Friday, July 18, 2014

{Indian Boundary Line Homestead Bounty} GREEN BEANS

Welcome to my garden


My green beans are coming in right now.




I delayed planting our garden until after we returned from our trip out west.  I did start the starters on Memorial Day and entrusted my grandfather-in-law to baby them while we were gone.  He did a wonderful job!

So, now my green beans are coming in...now what?  Personally, I don't care for green beans (whatev', I'm a corn girl!).  I grow them for my husband and my boys.  But, since the plan is to have as much food on our dinning room table for Thanksgiving come from our garden, I need to start prepping these babies.

There are a few different ways to preserve green beans.

I like to freeze them.  It's super easy and quick and I have the freezer space for it.  I like to use quart size zip lock bags (this is about what we would consume for a normal dinner).  I label the bags with the date that I processes them and then put them in the drop down storage baskets that are in my deep freezer FIFO style (first in, first out).  For Thanksgiving, we will be using two of these quart size zip lock bags to feed everyone that we are anticipating will show up.

Here are the steps that I follow to prepare my green beans for the freezer:

  1. I wash my green beans in cool water
  2. I cut off the ends of the green beans
  3. If they are sting beans, I remove the string 
  4. I cut the beans into bite size portions
  5. I blanch the beans
    1. Bring a large pot of water to a boil
    2. In a large bowl add cold water and put to the side
    3. Put the beans in a single layer into the boiling water for 3 minutes
    4. Pull the beans, strain and then add to the cold water in the bowl
    5. After the beans have cooled, drain the water
  6. I lay all my blanched beans on a dish towel to dry off
  7. Once dry I pack them into quart size zip lock bags, leaving about a 1 inch head space at the top of the bag.  I don't over pack the bags, trying to only add enough to serve five people.
  8. I make sure that I squeeze as much of the air out of the zip lock bags as possible.
  9. I then put the bag of beans in the freezer.
I use beans preserved like this within 8 months of the date on the bag.  Typically, they don't last past March because we have eaten them all.  Looks like I'll have to increase my bean plantings yet again next year.

Another way to preserve your green beans is by canning them.  You will need to use a pressure canner to process your green beans.  I simple water bath boil will not work as botulism is a risk factor. (This is why I freeze my beans.  I do not own a pressure canner).

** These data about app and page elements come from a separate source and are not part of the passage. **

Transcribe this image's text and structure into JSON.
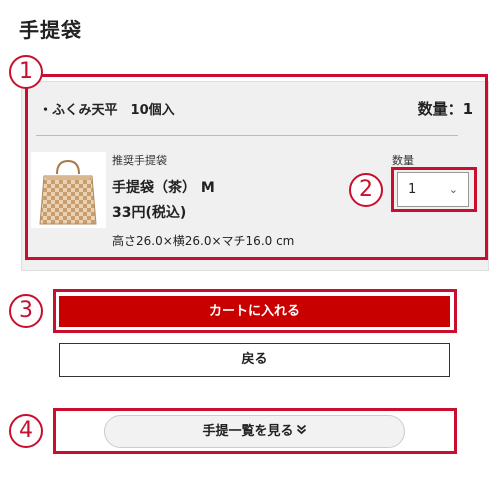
{
  "page": {
    "title": "手提袋"
  },
  "annotations": [
    "1",
    "2",
    "3",
    "4"
  ],
  "item": {
    "name": "・ふくみ天平　10個入",
    "quantity_summary": "数量：1"
  },
  "product": {
    "recommend_label": "推奨手提袋",
    "title": "手提袋（茶） M",
    "price": "33円(税込)",
    "dimensions": "高さ26.0×横26.0×マチ16.0 cm",
    "image_icon": "paper-bag-checkered"
  },
  "quantity": {
    "label": "数量",
    "selected": "1"
  },
  "buttons": {
    "add_to_cart": "カートに入れる",
    "back": "戻る",
    "view_list": "手提一覧を見る"
  },
  "colors": {
    "accent": "#c80000",
    "annotation": "#c8102e",
    "panel_bg": "#f0f0f0"
  }
}
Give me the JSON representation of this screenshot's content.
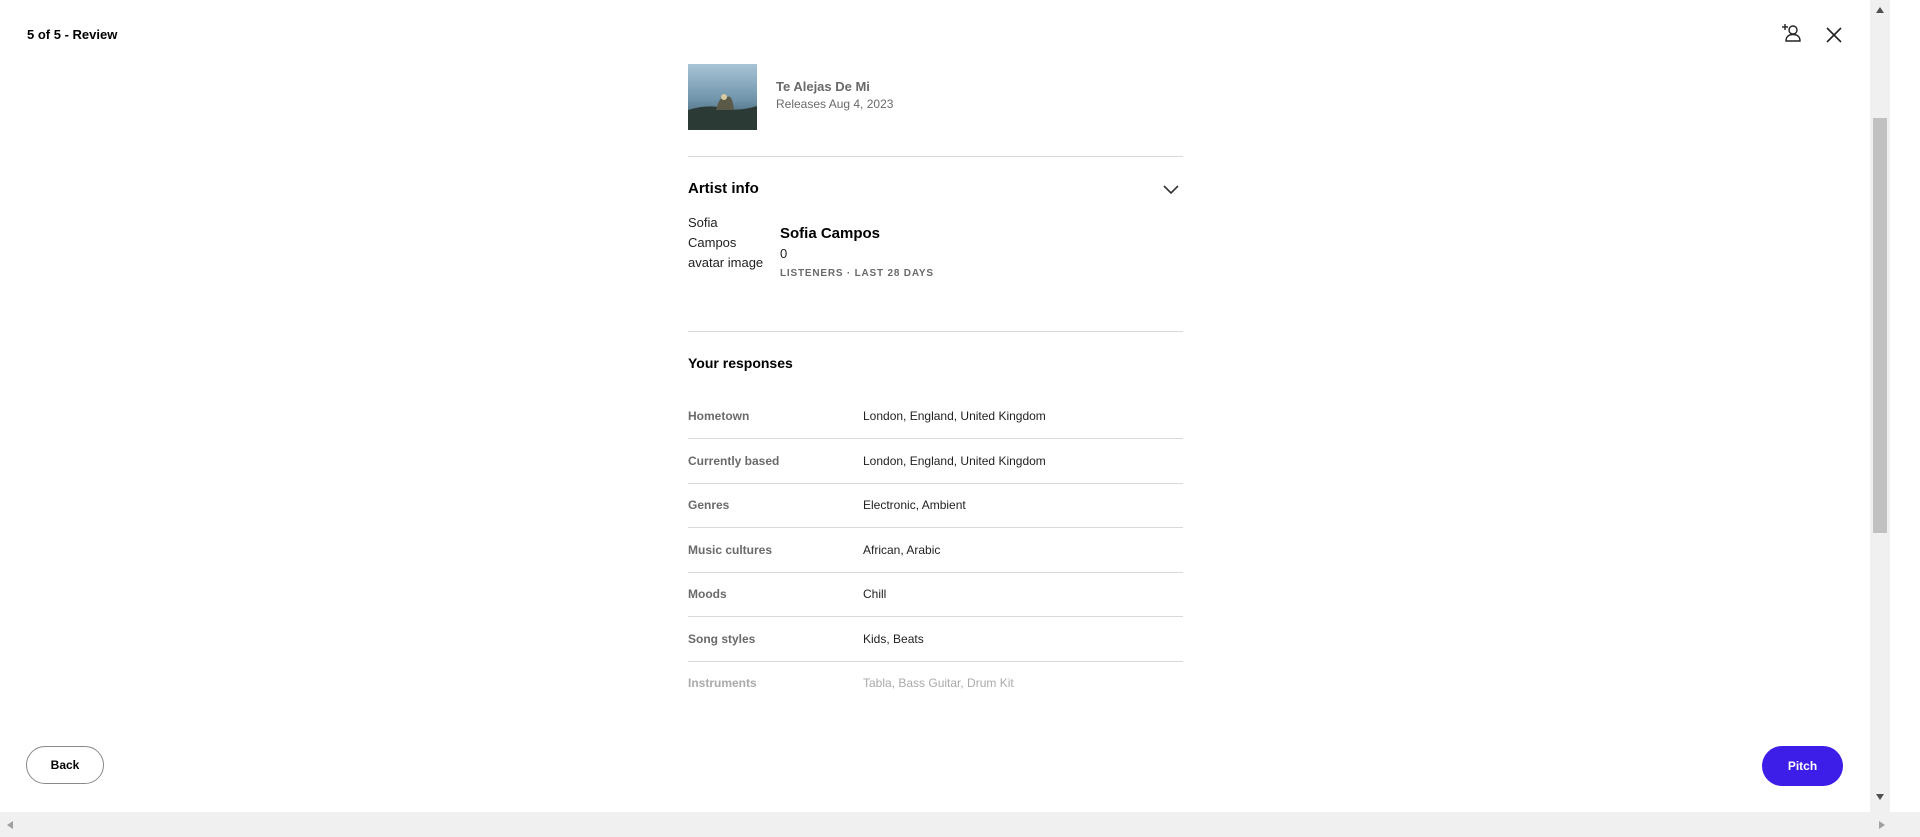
{
  "header": {
    "step": "5 of 5 - Review"
  },
  "release": {
    "title": "Te Alejas De Mi",
    "date": "Releases Aug 4, 2023"
  },
  "artist_info": {
    "heading": "Artist info",
    "avatar_alt": "Sofia\nCampos\navatar image",
    "name": "Sofia Campos",
    "listeners": "0",
    "listeners_label": "LISTENERS · LAST 28 DAYS"
  },
  "responses": {
    "heading": "Your responses",
    "rows": [
      {
        "label": "Hometown",
        "value": "London, England, United Kingdom"
      },
      {
        "label": "Currently based",
        "value": "London, England, United Kingdom"
      },
      {
        "label": "Genres",
        "value": "Electronic, Ambient"
      },
      {
        "label": "Music cultures",
        "value": "African, Arabic"
      },
      {
        "label": "Moods",
        "value": "Chill"
      },
      {
        "label": "Song styles",
        "value": "Kids, Beats"
      },
      {
        "label": "Instruments",
        "value": "Tabla, Bass Guitar, Drum Kit"
      }
    ]
  },
  "footer": {
    "back_label": "Back",
    "pitch_label": "Pitch"
  },
  "colors": {
    "accent": "#3d1de8",
    "muted_text": "#6a6a6a",
    "divider": "#d9d9d9"
  },
  "icons": {
    "invite": "add-person-icon",
    "close": "close-icon",
    "expand": "chevron-down-icon"
  }
}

Yet another way to preserve your green beans is by pickling them.  I have not tried this yet, but if my garden produces an overabundance of green beans, I may give this a whirl.
SO, why is it okay to use a hot water bath to process pickled green beans but not to simply can them? Because vinegar is an acid and that reduces the need to pressure can to prevent botulism.

Another way to preserve your green beans is by dehydrating them.   I just want to note here, that dehydration is a method for storage.  Foods that are dehydrated need to be re-hydrated prior to consumption.  Here is a handy chart for re-hydrating items.

Dehydrating is WAY different than baking!  So, here is a yummy looking recipe for Crispy Baked Green Beans Fries that I am dying to try out.

So, I'm interested in knowing what bounties you are harvesting this week?
What are you planning on doing with them?
I hear that adding bacon to green beans is AMAZING!  Have you tried it?

No comments:

Post a Comment

Hello there and thank you for taking the time to post a comment over here at Educational Anarchy. In encouraging you to comment with differing opinions, I also ask that you keep all comments "nice". I reserve the privilege to not only delete your comment if I feel that it is offensive, a personal attack or otherwise obnoxious, but to also use it as possible future blog post material.